Obviously, Baelish’s death has the most effect on the two Stark daughters. We’ve already seen that it has gone some way to heal their much-maligned rift (such as it was), and it is likely almost cathartic for them. Sansa may have escaped Cersei and killed Ramsay, but Petyr has always been looming out of the shadows behind her. Finally, not only has she ended that connection, but has gone some way to repaying her own part in Ned’s King’s Landing failures. For Arya, she is able to continue the physical vengeance she so greatly desires. The two architects of her parents’ respective deaths have now both had their throat sliced open by the younger Stark daughter.
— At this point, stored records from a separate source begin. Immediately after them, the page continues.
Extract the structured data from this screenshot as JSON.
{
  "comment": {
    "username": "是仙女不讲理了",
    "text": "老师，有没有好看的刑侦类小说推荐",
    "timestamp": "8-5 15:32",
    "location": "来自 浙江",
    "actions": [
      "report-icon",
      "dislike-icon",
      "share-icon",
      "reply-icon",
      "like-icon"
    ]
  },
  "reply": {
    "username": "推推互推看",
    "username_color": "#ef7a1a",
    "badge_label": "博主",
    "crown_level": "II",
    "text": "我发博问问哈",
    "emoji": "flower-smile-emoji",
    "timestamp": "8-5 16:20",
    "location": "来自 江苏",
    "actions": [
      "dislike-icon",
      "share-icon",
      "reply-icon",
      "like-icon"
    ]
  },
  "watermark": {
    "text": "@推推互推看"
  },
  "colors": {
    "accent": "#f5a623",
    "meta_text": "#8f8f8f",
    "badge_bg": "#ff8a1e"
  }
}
This is the final, true recapture of Winterfell. There are no more enemies within (as far as we know), and more importantly the Stark family has taken large steps in healing their broken relationships. The two sisters will always be different- one tall, one short; one dark-haired, one auburn; one is even starting to resemble Ned while the other is the spitting image of Catelyn. One is now a dangerous killer while the other is a budding politician; one kills with blades, one does so with words; one will live in court, the other in shadow, and both are horribly scarred. But their wonderfully framed scene atop the Winterfell walls showed genuine affection that we haven’t seen before.
Ned is such a critical memory to the pair and their relationship. It was him they were with when their family split apart, his death they both had to cruelly witness, his statue they stood in front of when they were reunited, and him they quote now they are friends again. Both sisters have spent so long simply trying to survive, it is only now that they are able to actually do what they want, and their first choice was the vengeance for their father, and teaching a lesson to Petyr Baelish: don’t underestimate home-court advantage.
Joe Buckley is a British writer who was a show-watcher first, and was even late to that game. Thankfully all caught-up now (and then some), Joe writes on Game of Thrones, the NBA and is trying his hand at sci-fi writing. Contrary to news reports, he is not a real knight (so far). You can find him on Twitter at @serbuckley.